High resolution 3D tracking of Atlantic cod

We will apply acoustic telemetry to examine the presence and behaviour of Atlantic cod on and around the rocky reef. Hydrophones and transmitters are produced by Thelma Biotel in Norway. All applied hydrophones are the model TBR800 release. The applied transmitters can measure acceleration and depth and emit acoustic signals at medium power.

A network of 12 hydrophones has been deployed on and around the rocky reef. Another network of 12 hydrophones has likewise been deployed on a control site inside Tybrind Vig. The depth at the control site corresponds to the depth where the rocky reef is located. The seabed in the control area has no structure and is completely flat.

Up to 100 Atlantic cod are captured inside Tybrind Vig and tagged with acoustic transmitters in the spring 2024. Half of the tagged cods will be released on the rocky reef and the other half will be released inside the control area. The cod will be tracked for six months in 2024.

All hydrophones will be retrieved after six months of data collection. We will use YAPS to estimate tracks of the tagged cod and quantify their movement behaviour at and around both the rocky reef and the control site.

The results from this study can be used to assess the effects of protected, coastal rocky reefs as a management tool for Atlantic cod in the future.

Project partners

We thank several project partners involved in the study.

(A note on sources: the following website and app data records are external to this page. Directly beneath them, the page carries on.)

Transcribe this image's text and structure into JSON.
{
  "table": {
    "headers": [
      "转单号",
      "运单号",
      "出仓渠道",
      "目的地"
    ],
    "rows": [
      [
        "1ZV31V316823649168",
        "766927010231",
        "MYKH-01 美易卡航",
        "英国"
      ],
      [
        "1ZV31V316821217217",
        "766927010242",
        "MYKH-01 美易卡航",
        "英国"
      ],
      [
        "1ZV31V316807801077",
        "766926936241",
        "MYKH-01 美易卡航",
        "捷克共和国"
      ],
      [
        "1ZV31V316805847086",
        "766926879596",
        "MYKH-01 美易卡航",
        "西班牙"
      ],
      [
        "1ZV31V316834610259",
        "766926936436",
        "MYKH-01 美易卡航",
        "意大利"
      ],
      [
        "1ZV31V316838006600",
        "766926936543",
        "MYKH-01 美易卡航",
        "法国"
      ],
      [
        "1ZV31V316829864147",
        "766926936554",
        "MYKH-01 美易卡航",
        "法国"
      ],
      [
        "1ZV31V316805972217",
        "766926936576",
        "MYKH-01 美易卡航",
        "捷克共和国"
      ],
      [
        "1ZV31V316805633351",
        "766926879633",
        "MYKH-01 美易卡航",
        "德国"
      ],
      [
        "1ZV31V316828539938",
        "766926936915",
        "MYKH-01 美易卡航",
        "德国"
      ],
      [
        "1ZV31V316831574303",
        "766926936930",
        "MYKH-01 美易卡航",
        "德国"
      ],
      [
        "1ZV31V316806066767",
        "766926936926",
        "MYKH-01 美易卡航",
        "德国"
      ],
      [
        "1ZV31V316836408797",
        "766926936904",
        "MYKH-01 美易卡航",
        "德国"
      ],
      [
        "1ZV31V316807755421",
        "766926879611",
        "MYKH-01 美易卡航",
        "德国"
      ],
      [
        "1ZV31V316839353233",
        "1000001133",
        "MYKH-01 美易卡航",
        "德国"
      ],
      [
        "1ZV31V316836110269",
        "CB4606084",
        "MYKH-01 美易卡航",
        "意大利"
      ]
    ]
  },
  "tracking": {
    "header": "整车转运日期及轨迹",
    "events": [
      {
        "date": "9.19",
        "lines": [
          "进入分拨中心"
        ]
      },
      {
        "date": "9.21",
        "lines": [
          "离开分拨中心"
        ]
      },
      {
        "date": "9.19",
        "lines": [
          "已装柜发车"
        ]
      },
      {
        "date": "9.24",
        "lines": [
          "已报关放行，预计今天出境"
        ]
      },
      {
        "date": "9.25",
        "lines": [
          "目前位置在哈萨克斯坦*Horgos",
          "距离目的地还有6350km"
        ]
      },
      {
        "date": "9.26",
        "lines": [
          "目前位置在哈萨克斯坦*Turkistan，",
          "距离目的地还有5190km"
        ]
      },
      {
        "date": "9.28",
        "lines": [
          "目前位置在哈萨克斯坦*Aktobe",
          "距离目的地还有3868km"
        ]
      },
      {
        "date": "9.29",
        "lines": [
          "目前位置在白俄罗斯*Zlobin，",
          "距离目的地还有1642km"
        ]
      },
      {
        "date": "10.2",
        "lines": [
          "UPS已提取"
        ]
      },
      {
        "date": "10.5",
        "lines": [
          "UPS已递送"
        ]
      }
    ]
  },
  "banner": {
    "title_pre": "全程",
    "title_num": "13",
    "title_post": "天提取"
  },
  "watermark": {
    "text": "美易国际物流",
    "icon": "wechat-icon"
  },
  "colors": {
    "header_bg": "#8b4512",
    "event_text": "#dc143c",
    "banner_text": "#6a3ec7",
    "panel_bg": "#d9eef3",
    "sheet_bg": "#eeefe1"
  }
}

The project partners have provided essential assistance to the project in Tybrind Vig. Project partners include:

Naturpark Lillebælt logo.


Funding is provided by

The Velux Foundations logo.
The Nordea Foundations logo.
The Velux Foundations logo.
Marie Frausing
Marie Frausing
PhD Student
Henrik Baktoft
Henrik Baktoft
Senior Research Scientist
Jon C Svendsen
Jon C Svendsen
Senior Research Scientist